Dataset records
★ ★ ★

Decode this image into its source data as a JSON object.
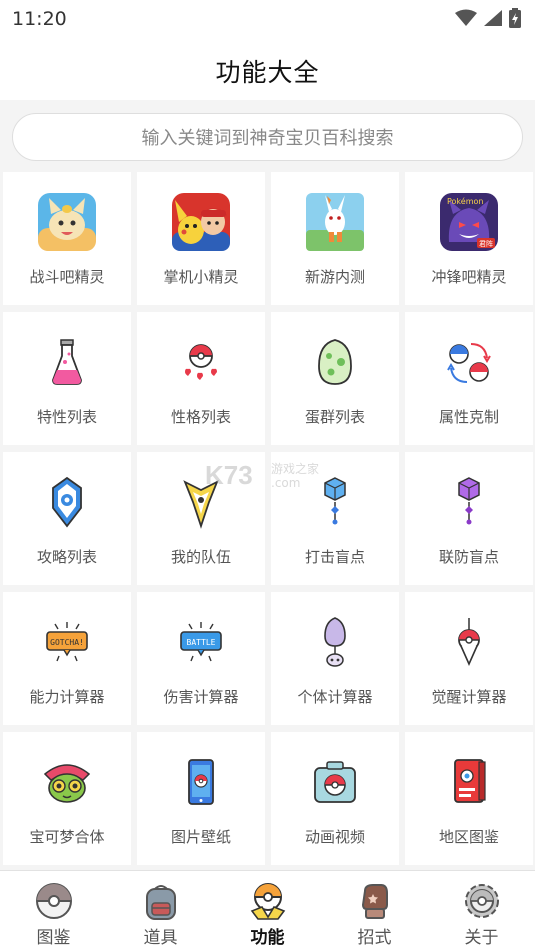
{
  "status_bar": {
    "time": "11:20",
    "icons": [
      "wifi-icon",
      "signal-icon",
      "battery-icon"
    ]
  },
  "header": {
    "title": "功能大全"
  },
  "search": {
    "placeholder": "输入关键词到神奇宝贝百科搜索"
  },
  "tiles": [
    {
      "label": "战斗吧精灵",
      "icon": "meowth-app-icon"
    },
    {
      "label": "掌机小精灵",
      "icon": "pikachu-ash-app-icon"
    },
    {
      "label": "新游内测",
      "icon": "scorbunny-app-icon"
    },
    {
      "label": "冲锋吧精灵",
      "icon": "gengar-app-icon"
    },
    {
      "label": "特性列表",
      "icon": "potion-flask-icon"
    },
    {
      "label": "性格列表",
      "icon": "pokeball-hearts-icon"
    },
    {
      "label": "蛋群列表",
      "icon": "egg-icon"
    },
    {
      "label": "属性克制",
      "icon": "type-cycle-icon"
    },
    {
      "label": "攻略列表",
      "icon": "badge-shield-icon"
    },
    {
      "label": "我的队伍",
      "icon": "team-emblem-icon"
    },
    {
      "label": "打击盲点",
      "icon": "blue-cube-icon"
    },
    {
      "label": "联防盲点",
      "icon": "purple-cube-icon"
    },
    {
      "label": "能力计算器",
      "icon": "gotcha-sign-icon"
    },
    {
      "label": "伤害计算器",
      "icon": "battle-sign-icon"
    },
    {
      "label": "个体计算器",
      "icon": "iv-egg-icon"
    },
    {
      "label": "觉醒计算器",
      "icon": "pokeball-pin-icon"
    },
    {
      "label": "宝可梦合体",
      "icon": "fusion-face-icon"
    },
    {
      "label": "图片壁纸",
      "icon": "phone-wallpaper-icon"
    },
    {
      "label": "动画视频",
      "icon": "camera-pokeball-icon"
    },
    {
      "label": "地区图鉴",
      "icon": "pokedex-book-icon"
    }
  ],
  "watermark": {
    "text": "K73",
    "subtitle": "游戏之家",
    "domain": ".com"
  },
  "tabbar": {
    "active": "功能",
    "tabs": [
      {
        "label": "图鉴",
        "icon": "pokeball-icon"
      },
      {
        "label": "道具",
        "icon": "backpack-icon"
      },
      {
        "label": "功能",
        "icon": "pokeball-wings-icon"
      },
      {
        "label": "招式",
        "icon": "boxing-glove-icon"
      },
      {
        "label": "关于",
        "icon": "gear-pokeball-icon"
      }
    ]
  },
  "colors": {
    "background": "#f4f4f4",
    "card": "#ffffff",
    "title": "#111111",
    "label": "#555555",
    "placeholder": "#888888"
  }
}
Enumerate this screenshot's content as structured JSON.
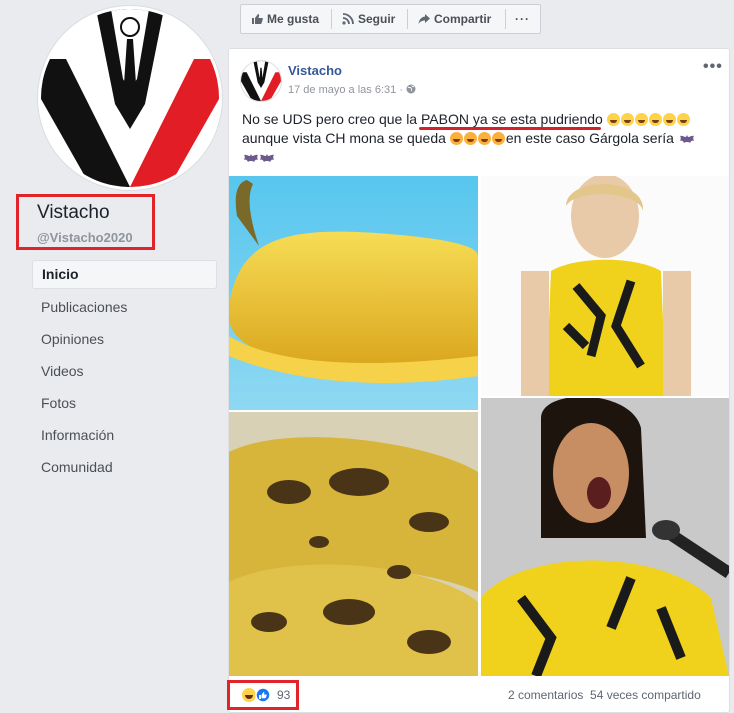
{
  "page": {
    "name": "Vistacho",
    "handle": "@Vistacho2020"
  },
  "nav": {
    "items": [
      "Inicio",
      "Publicaciones",
      "Opiniones",
      "Videos",
      "Fotos",
      "Información",
      "Comunidad"
    ],
    "active": "Inicio"
  },
  "actions": {
    "like": "Me gusta",
    "follow": "Seguir",
    "share": "Compartir",
    "more": "···"
  },
  "post": {
    "author": "Vistacho",
    "time": "17 de mayo a las 6:31",
    "time_sep": "·",
    "more": "•••",
    "text_part1": "No se UDS pero creo que la ",
    "text_underlined": "PABON ya se esta pudriendo",
    "text_part2": "aunque vista CH mona se queda",
    "text_part3": "en este caso Gárgola sería",
    "reactions_count": "93",
    "comments": "2 comentarios",
    "shares": "54 veces compartido"
  },
  "colors": {
    "accent_red": "#e0242a",
    "link_blue": "#365899",
    "banana_yellow": "#f2cf3c",
    "dress_yellow": "#f0d21c"
  }
}
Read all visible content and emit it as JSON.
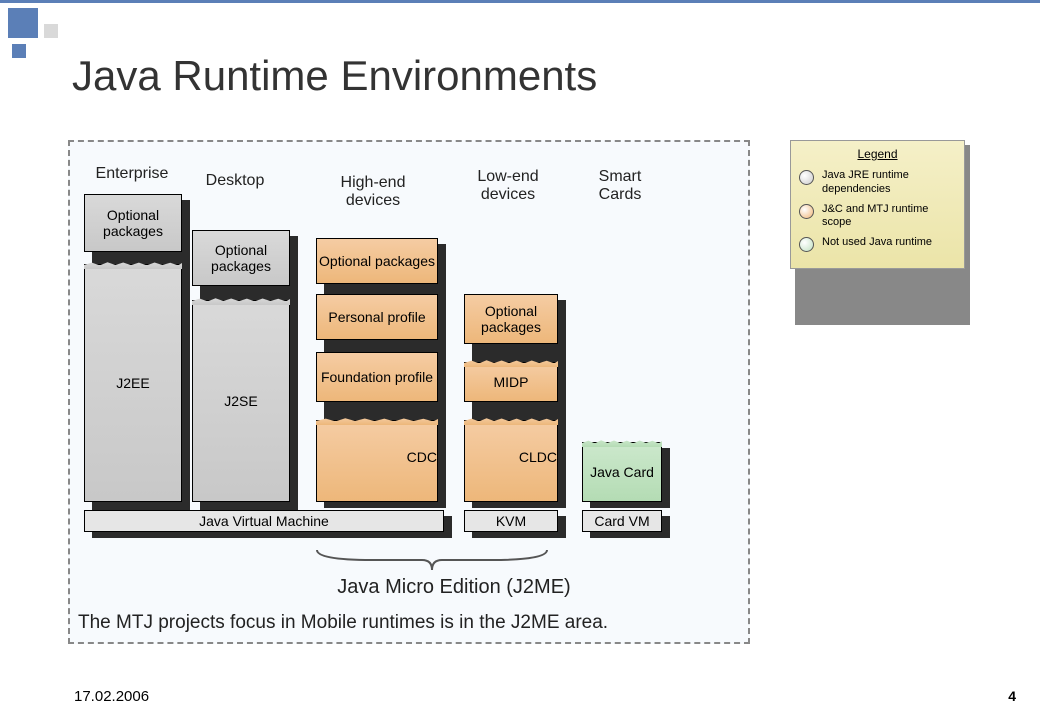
{
  "title": "Java Runtime Environments",
  "columns": {
    "enterprise": "Enterprise",
    "desktop": "Desktop",
    "highend": "High-end devices",
    "lowend": "Low-end devices",
    "smartcards": "Smart Cards"
  },
  "blocks": {
    "opt_pkg": "Optional packages",
    "j2ee": "J2EE",
    "j2se": "J2SE",
    "personal_profile": "Personal profile",
    "foundation_profile": "Foundation profile",
    "cdc": "CDC",
    "jvm": "Java Virtual Machine",
    "midp": "MIDP",
    "cldc": "CLDC",
    "kvm": "KVM",
    "java_card": "Java Card",
    "card_vm": "Card VM"
  },
  "j2me_label": "Java Micro Edition (J2ME)",
  "bottom_text": "The MTJ projects focus in Mobile runtimes is in the J2ME area.",
  "legend": {
    "title": "Legend",
    "jre": "Java JRE runtime dependencies",
    "mtj": "J&C and MTJ runtime scope",
    "notused": "Not used Java runtime"
  },
  "date": "17.02.2006",
  "page": "4"
}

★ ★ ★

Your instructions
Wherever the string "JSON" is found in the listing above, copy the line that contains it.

Output
Decode this image into its source data as a JSON object.
Enumerate this screenshot's content as structured JSON.
Read all visible content and emit it as JSON.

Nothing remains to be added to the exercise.